The Germans had Focke-wulf Condors that flew fully loaded down a radio beam and then dropped the load at the shortest distance between 2 points. We had to try and divert them. I remember one really foul day, when normally all planes would have been grounded, but we still had to fly, but our mission did not take place and we returned to rejoin our grouping Reykjavik. The food at this base was OK and we were getting 200 cigarettes at a time. I, like the others, would sell about ½ of these. You could get 1 Kroner per packet.

Whilst at this base, I had a lucky escape.
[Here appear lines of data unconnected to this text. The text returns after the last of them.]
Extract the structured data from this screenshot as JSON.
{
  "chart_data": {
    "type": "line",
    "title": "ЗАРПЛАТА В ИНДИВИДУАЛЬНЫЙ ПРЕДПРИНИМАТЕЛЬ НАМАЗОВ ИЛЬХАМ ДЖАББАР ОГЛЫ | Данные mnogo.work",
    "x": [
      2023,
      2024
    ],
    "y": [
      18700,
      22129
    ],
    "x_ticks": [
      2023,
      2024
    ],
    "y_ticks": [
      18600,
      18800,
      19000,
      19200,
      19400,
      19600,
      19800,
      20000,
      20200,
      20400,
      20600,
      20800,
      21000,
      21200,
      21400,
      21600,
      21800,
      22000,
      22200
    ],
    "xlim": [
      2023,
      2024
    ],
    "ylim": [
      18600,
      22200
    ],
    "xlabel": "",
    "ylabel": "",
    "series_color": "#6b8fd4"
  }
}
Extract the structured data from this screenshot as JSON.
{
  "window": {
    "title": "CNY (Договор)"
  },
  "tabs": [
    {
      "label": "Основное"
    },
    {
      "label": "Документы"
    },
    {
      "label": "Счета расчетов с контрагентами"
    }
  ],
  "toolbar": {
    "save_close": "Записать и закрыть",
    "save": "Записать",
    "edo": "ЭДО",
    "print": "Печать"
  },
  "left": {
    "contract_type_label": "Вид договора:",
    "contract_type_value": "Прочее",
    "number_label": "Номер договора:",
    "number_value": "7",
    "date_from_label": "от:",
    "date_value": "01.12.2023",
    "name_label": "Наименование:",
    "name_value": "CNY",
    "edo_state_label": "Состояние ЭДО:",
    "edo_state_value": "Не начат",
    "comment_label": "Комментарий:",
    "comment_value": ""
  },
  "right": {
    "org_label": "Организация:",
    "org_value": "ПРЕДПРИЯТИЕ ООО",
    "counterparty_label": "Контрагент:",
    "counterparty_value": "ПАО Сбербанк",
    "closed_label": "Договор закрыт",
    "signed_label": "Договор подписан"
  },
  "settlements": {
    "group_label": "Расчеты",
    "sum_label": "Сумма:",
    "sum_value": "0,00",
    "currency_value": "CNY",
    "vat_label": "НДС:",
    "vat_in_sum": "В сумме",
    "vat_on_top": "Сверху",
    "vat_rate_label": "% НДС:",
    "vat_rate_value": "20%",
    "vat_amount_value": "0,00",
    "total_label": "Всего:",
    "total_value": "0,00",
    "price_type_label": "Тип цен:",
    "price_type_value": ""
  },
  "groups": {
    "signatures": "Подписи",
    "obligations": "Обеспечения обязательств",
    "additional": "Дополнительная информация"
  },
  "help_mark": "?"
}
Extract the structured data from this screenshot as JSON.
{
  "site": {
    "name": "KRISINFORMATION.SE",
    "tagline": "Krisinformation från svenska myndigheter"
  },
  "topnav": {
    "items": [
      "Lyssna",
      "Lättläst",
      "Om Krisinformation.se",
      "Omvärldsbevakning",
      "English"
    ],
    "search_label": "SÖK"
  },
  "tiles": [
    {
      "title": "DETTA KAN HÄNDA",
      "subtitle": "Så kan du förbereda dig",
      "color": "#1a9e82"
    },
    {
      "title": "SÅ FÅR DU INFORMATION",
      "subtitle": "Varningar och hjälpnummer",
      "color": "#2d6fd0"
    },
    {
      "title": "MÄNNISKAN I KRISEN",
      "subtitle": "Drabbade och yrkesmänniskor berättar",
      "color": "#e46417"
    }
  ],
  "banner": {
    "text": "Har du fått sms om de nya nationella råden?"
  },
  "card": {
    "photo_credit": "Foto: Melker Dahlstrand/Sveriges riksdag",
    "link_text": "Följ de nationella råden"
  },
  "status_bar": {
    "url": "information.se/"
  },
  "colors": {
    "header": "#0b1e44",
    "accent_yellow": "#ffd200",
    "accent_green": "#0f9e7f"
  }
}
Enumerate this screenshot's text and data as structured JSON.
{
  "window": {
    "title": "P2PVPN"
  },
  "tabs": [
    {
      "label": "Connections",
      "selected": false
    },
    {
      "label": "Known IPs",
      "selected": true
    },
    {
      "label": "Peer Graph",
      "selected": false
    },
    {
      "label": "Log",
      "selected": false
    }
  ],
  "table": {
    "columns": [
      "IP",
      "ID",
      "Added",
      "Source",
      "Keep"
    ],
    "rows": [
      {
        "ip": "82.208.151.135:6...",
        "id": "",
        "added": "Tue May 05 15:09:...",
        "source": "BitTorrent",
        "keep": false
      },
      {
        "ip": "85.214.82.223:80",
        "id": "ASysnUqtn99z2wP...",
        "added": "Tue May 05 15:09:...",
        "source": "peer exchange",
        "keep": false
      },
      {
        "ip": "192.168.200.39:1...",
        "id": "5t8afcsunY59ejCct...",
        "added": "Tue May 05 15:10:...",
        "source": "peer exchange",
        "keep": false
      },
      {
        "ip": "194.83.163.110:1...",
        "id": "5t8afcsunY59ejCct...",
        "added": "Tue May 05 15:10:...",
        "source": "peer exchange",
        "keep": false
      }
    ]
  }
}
We had an ‘unwritten rule’ amongst the aircrew that you did not change details (duties). I was instructing by this time at the OTU (Operational Training Unit). On this particular day I was down for an afternoon detail. I was a keen footballer and there was a match that afternoon too. I was going to have to change duties to the morning in order to play. I swapped and played the match. Unfortunately, the man who took my place never came back. 20 wireless operators had gone out on that training which involved a mock submarine and dummy bombs; which were in fact live depth charges. At the end of the depth charge was a pistol; this was set to various depths to allow you to get clear e.g. 100 feet. Someone had fitted the wrong pistols. Someone reported a lot of smoke and roughly where the aircraft should have been. The plane had blown up.

Another incident when I was a sprog (novice) was at Killadese; here Squadron Leader Cope was killed on a mission when I was on leave. I was lucky.

As the war progressed, I moved from being a Sergeant to an Air Gunner (this rank meant that if you were taken as a prisoner of war, certain standards had to be maintained). I became a Flight Sergeant and finally was promoted to Warrant Officer by the end of the war.

I was with 203 Squadron in Gibraltar. This was the nearest I got to Catalinas, the amphibious ‘flying boat’ from the USA. They recruited 1 crew from various areas to make up the 203 Squadron; some men came from as far as East India. My Squadron (201) was sent and we joined up to form the 203. The men in bomber command had an upper limit of 25 sorties before they were taken off operations for a 6 month rest. I went instructing in Northern Ireland, near Enniskillen where I had another lucky escape, but that is another story.

George Millington was demobbed at Christmas 1945/6. He has seen very few of his fellow crew since that date, but met up once, purely by chance, with an Australian navigator/2nd pilot whilst on a family holiday in Rhyl.